Records drawn from a dataset
************

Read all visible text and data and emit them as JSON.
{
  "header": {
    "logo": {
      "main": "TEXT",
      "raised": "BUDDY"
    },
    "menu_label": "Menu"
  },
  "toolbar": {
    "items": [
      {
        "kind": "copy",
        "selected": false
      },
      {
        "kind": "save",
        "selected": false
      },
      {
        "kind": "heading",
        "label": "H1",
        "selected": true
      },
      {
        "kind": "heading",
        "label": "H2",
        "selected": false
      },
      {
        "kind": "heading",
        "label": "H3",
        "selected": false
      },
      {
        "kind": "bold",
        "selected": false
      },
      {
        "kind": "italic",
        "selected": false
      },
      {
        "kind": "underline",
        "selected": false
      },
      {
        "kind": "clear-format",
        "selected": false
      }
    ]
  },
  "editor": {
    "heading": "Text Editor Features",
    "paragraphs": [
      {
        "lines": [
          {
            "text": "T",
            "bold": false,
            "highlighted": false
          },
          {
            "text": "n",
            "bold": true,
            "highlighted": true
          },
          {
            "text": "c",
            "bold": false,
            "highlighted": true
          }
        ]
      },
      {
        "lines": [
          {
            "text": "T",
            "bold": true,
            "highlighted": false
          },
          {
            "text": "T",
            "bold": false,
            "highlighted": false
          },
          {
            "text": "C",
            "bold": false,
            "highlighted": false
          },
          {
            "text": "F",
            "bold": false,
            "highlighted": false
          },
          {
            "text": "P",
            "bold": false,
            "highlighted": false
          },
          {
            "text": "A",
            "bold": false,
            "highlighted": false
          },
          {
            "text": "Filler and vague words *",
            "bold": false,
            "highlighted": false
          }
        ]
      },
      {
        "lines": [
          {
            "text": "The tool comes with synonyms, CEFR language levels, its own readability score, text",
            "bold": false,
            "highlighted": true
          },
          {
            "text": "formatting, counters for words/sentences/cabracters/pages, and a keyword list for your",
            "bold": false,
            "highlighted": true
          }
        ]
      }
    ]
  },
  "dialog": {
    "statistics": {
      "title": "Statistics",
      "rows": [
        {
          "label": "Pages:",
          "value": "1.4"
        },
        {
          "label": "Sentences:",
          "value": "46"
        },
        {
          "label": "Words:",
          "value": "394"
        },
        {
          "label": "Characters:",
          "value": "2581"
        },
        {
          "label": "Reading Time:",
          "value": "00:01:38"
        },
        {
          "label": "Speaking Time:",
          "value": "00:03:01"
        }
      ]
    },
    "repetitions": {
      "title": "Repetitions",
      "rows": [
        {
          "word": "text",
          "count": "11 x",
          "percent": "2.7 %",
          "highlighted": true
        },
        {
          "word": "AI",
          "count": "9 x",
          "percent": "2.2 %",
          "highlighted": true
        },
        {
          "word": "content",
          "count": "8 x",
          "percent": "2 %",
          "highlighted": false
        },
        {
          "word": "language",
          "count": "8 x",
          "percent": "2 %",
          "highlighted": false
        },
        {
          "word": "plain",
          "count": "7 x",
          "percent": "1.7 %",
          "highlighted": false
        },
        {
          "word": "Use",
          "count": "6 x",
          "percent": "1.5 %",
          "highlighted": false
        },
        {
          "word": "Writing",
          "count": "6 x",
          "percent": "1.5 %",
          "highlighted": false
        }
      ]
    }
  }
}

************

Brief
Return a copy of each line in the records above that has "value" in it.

Finished task
          "value": "1.4"
          "value": "46"
          "value": "394"
          "value": "2581"
          "value": "00:01:38"
          "value": "00:03:01"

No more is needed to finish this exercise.